■ **Work order**
Go through the listing and return every line with "home" in it.

(Provided records)

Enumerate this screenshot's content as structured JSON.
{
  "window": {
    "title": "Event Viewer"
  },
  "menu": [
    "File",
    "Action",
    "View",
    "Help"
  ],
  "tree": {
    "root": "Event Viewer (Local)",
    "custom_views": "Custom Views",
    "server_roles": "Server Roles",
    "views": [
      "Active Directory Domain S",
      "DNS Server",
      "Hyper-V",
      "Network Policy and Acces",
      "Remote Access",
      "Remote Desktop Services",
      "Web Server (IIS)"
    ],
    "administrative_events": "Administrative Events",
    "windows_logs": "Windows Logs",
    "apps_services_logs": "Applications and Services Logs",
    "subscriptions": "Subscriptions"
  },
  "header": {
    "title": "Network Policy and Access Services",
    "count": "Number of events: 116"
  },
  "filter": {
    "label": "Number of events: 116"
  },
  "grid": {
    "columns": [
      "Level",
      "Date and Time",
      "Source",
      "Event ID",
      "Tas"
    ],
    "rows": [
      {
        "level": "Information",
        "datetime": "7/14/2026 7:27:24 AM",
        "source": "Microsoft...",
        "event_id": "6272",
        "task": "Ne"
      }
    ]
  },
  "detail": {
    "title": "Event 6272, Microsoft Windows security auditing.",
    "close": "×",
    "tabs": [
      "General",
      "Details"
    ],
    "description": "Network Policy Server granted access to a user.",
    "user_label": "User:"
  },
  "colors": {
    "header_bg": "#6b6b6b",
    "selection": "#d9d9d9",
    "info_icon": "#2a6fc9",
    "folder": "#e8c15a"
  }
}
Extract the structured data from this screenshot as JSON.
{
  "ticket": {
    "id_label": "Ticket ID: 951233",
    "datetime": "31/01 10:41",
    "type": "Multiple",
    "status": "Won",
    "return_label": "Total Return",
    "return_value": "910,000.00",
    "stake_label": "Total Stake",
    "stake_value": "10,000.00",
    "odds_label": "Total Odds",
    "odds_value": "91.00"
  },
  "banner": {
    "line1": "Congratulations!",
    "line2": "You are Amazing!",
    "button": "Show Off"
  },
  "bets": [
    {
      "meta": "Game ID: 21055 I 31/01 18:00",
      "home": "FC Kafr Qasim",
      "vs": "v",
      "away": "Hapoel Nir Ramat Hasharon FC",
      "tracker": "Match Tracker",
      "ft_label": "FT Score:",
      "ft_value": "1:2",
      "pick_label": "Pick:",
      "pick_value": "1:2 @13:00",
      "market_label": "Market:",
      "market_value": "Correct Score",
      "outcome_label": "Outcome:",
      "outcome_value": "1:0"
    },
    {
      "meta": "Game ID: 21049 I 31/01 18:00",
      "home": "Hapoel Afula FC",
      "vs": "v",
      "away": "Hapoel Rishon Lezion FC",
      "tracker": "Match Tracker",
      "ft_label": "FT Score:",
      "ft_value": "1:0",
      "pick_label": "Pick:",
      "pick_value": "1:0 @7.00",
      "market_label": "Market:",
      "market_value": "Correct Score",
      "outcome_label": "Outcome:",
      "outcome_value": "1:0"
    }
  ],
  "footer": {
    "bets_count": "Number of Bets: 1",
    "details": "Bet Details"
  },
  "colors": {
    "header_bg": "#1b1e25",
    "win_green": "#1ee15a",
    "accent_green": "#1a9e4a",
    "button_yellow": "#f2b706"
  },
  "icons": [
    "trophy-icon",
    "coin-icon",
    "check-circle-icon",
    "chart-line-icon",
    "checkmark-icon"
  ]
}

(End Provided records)

■ **The answer**
      "home": "FC Kafr Qasim",
      "home": "Hapoel Afula FC",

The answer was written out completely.